BRUSSELS — While the American majors are gearing up for a big slate of 3-D releases in 2009, smaller releases in Europe are already proving that 3-D is a box office draw. But will there be a place for local and low-budget 3-D once the Hollywood wave breaks?
European exhibitors such as Lusomundo in Portugal and Kinepolis in Belgium, France and Spain have been keen to take on alternative 3-D films. They not only want to test the market but also ensure a steady 3-D product stream once they start promoting the format.
Kinepolis took advantage of “Beowulf” to launch 3-D last year, following up in Belgium with “Fly Me to the Moon,” a family animation conceived in 3-D by local toon shop nWave. It found a willing public, with 87,946 admissions in its first two months.
“It was a real success,” says Maud Van de Velde, content director at Kinepolis, “and it is still playing now.”
After “U2 3D,” which also performed well, Kinepolis has scheduled “Scar,” a “torture porn” pic that has yet to find a U.S. distributor. The idea is to promote it as the first 3-D shocker.
“We are aware that it’s going to have a short career, but we want to see if people buy it,” explains Van de Velde. She has more 3-D horror lined up, including “My Bloody Valentine.”
Benelux was an early taker for “Scar,” but with the fashion for torture pics waning, producer Norman Twain met resistance elsewhere in Europe.

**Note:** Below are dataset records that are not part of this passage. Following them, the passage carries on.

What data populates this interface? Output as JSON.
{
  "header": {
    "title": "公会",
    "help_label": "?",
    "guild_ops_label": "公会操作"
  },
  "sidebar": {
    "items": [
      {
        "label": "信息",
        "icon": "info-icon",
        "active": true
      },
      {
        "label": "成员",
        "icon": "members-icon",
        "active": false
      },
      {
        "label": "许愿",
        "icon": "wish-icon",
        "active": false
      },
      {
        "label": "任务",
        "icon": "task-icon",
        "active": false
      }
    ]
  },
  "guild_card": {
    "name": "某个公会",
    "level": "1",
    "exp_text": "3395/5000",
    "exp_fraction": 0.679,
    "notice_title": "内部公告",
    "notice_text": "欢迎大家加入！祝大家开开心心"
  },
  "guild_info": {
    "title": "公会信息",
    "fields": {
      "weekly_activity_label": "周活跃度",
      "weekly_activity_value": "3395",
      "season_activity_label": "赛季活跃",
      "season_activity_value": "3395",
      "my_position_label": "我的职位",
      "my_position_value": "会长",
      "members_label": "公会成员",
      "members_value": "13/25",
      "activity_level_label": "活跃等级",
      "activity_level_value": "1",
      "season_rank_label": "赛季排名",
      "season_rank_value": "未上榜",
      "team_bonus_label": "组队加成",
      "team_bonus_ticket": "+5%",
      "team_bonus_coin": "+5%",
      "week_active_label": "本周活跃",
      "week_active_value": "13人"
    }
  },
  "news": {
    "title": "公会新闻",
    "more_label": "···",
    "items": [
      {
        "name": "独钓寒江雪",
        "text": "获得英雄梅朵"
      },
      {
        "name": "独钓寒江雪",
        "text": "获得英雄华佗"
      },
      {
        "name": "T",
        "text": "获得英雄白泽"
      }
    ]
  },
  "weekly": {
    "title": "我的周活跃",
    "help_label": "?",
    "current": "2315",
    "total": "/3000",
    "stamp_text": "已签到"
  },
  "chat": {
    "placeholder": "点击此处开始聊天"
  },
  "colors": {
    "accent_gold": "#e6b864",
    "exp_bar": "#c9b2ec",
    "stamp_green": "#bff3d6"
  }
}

Exhibitors were also worried about the commercial viability of 3-D. “The bottom line is how much money they can make,” he says.
When “Scar” made $3 million in Russia, screening in digital 3-D and old-fashioned anaglyph, interest picked up. It has since sold in Poland, and negotiations are under way in Spain, Hungary, Romania, the U.K. and Germany.

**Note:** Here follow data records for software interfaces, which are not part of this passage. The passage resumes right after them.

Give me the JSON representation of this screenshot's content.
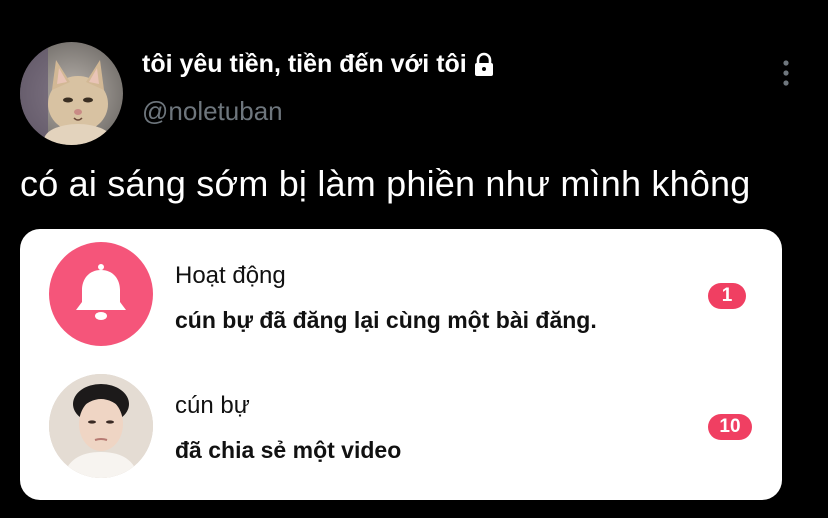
{
  "tweet": {
    "display_name": "tôi yêu tiền, tiền đến với tôi",
    "handle": "@noletuban",
    "text": "có ai sáng sớm bị làm phiền như mình không"
  },
  "card": {
    "notifications": [
      {
        "title": "Hoạt động",
        "subtitle": "cún bự đã đăng lại cùng một bài đăng.",
        "badge": "1",
        "icon": "bell-icon"
      },
      {
        "title": "cún bự",
        "subtitle": "đã chia sẻ một video",
        "badge": "10",
        "icon": "user-avatar"
      }
    ]
  },
  "colors": {
    "background": "#000000",
    "handle": "#6e767d",
    "bell_circle": "#f5557a",
    "badge": "#f03f62",
    "card": "#ffffff"
  }
}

Twain’s experience reassures him about 3-D horror. His follow-up film, “Digger” (a PG-13 rather than a hard R), will target the foreign market, and he hopes to tap territories that liked “Scar” for presales.
Ben Stassen, nWave topper and director of “Fly Me to the Moon,” also had to educate European exhibitors about 3-D. “There is an appetite for it but more of a wait-and-see attitude,” he says.
Once the Hollywood wave breaks, he thinks small genre films will have a hard time. “You can’t start doing niche marketing in a place where there are not enough screens for the major films,” he says. He will stick to broad-based family fare with “Around the World in 50 Years,” about the life of a sea turtle.
Kinepolis also sees things tightening. “In two years, we probably won’t play films like ‘Scar’ because we will have enough content,” says Van de Velde. But local product is something else.
The U.S. success of concert film “Hannah Montana …” makes Van de Velde think of acts such as K3 that have a huge local fanbase. “We’ve worked very well with local product in the past two to three years, so we really want to extend that into 3-D,” she says.